A working mom that loves to read but has not time to sit and enjoy a good story...so I listen and LOVE stories of ...
Absolutely! I already have recommended this story to my beautiful and accomplished veracious reading Grandmother.
The boy with the straw colored hair...and the man who plays the accordion...the ornery and foul mouthed pea soup cooker...the artist in the basement...the determined young girl with a need to steal books...the public official's wife who misses her son...
When the determined young reader intentionally hurts herself to be forced to be excused from a game of soccer to warn the family and the artist in the basement that the house was to be searched...selfless and honorable.
Yes I cried...Yes i smiled to myself as I drove to work...
Yes, I would recommend this book without reservation.

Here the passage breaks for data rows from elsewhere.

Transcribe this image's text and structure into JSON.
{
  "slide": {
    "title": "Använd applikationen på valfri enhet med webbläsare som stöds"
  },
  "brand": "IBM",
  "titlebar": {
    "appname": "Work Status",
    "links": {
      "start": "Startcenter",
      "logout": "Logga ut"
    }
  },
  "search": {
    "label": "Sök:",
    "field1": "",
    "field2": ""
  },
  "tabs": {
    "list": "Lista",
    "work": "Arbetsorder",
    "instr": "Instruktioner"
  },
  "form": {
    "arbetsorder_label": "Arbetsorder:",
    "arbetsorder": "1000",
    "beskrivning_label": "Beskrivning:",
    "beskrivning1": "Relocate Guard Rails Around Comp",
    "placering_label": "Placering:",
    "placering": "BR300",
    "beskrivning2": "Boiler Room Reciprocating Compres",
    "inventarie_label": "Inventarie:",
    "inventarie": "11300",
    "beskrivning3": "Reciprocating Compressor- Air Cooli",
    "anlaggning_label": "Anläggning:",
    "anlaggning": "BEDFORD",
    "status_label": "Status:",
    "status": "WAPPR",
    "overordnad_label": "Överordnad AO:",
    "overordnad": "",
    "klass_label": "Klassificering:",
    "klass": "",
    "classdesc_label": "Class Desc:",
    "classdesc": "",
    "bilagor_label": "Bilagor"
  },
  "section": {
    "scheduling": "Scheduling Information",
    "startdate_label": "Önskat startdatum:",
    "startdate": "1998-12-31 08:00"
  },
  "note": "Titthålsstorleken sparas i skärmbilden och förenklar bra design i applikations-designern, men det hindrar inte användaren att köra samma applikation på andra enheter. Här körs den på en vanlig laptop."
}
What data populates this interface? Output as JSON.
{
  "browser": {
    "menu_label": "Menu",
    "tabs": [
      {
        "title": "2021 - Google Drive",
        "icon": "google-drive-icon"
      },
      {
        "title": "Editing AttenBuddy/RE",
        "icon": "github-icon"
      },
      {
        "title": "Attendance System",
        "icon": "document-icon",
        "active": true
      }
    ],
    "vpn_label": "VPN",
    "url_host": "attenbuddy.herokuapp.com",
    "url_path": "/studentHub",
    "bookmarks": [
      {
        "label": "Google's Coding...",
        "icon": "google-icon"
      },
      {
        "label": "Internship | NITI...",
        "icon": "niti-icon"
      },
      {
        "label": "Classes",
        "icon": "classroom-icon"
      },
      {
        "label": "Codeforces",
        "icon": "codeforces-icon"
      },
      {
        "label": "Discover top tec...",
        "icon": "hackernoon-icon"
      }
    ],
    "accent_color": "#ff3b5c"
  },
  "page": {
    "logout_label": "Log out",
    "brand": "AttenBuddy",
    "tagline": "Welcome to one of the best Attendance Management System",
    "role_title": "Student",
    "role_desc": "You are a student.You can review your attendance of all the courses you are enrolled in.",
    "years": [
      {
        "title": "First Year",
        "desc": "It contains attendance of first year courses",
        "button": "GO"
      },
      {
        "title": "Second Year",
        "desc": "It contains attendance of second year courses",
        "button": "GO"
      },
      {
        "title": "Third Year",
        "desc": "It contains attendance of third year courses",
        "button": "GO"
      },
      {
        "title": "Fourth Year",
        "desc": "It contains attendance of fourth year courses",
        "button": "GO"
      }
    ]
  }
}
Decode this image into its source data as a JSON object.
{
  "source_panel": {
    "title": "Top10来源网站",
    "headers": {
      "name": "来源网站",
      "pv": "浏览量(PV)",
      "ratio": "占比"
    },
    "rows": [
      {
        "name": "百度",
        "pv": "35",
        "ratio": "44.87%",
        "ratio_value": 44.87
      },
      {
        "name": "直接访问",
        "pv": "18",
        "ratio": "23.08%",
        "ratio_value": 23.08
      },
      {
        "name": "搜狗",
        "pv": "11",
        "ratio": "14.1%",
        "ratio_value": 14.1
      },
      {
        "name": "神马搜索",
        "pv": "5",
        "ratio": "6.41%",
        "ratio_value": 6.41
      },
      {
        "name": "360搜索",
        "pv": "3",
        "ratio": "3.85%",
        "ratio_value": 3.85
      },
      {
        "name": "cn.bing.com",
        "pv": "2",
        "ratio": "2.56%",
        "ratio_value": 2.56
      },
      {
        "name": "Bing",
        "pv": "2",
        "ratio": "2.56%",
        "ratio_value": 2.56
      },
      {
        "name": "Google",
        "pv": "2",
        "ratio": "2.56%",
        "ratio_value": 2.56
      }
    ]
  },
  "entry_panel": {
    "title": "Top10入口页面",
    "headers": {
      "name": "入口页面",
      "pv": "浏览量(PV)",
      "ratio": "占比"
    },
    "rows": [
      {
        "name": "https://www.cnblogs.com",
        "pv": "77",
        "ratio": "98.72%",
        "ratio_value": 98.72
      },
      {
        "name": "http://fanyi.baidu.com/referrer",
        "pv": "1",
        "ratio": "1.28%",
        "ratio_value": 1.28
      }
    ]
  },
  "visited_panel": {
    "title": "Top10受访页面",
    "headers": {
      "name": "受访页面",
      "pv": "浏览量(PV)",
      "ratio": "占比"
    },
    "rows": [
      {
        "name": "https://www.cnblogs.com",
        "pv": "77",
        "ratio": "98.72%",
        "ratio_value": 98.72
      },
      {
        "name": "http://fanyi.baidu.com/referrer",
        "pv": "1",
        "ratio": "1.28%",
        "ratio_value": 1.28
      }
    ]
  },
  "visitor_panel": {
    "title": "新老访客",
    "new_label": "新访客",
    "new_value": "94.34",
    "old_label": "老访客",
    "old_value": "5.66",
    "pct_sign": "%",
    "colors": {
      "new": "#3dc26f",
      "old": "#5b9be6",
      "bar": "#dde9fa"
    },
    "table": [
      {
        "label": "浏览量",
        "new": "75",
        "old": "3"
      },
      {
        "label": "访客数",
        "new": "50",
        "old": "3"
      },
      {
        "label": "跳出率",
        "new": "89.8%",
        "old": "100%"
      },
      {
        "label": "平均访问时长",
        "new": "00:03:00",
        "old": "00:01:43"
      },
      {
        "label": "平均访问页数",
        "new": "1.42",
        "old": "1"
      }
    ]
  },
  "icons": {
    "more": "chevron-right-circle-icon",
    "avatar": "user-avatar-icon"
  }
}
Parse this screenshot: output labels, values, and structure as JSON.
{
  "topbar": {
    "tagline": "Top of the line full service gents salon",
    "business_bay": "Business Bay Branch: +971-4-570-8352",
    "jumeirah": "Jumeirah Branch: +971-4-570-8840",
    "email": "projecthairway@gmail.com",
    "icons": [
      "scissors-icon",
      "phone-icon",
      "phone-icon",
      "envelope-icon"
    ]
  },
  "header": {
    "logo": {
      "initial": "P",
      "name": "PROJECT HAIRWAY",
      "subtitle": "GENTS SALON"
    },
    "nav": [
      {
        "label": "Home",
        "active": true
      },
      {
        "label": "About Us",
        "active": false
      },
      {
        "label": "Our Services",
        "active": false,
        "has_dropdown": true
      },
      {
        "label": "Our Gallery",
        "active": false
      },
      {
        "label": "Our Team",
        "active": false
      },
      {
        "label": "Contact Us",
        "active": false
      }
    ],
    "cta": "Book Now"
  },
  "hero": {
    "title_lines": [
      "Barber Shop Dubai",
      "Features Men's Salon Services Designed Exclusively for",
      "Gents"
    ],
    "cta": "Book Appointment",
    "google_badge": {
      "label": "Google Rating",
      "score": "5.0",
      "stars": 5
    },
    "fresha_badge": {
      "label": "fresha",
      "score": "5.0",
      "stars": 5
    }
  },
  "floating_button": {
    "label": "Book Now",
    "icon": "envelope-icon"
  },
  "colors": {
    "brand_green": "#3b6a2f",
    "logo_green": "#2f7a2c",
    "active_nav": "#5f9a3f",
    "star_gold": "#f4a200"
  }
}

Death as the narrator.
Phrasing and German pronunciation.
I laughed and cried. Even when Death tells you chapters ahead that tragedy will strike, Zusak's prose brings you to tears anyway.
I cannot imagine - I could not get through the first chapter, and cannot remember another book where that was the case.
It is hard to put into one category what made the book most enjoyable. The characters were so incredibly rich. The beautiful relationship between Leisel and her foster father was an unexpected treat to witness.
Leisel. Her fortitude and grace will stay with you long after you finish this book.
Probably when Leisel sees Max after he is taken away
Those first nights when her foster father cares for her so unconditionally when she is scared and first brought to their home.
I cannot recommend this book enough. It brings such a human element to the suffering of that time period and how each person's experience with War is so completely unique as are the ways different people rise to face the challenges and loss that war brings about. It is also a book about hope, though not in a fluffy, happy ending sense. It is about hope when most would never see hope.
I sure would recommend this book! The story is without doubt, a full featured one that never leaves the reader/listener wanting. Great descriptive phrases and imagery marking every paragraph with richness.
Death, or maybe the soul retriever is a better name, was the central character for me. His narrative was the thread that kept the story flowing in perfect sync.
Not that I recall. Corduner's reading of this book was sublime however and he managed to make each character come alive through nuances and inflections.
I don't recall an extreme reaction to the story other than in the first few pages when "death" began the narrative. I was nervous as to how this was going to unfold and whether or not to continue. I am so glad I stuck with it as the book is quite marvelous and well done.
It's easy to see why this is still high on the best seller list. I'll probably listen to it again at some point for the sheer enjoyment of revisiting all the characters once again.
I enjoyed the historical element to this story, and the characters.
The book is moving, it is moving to read about the way the war effected the families in Germany.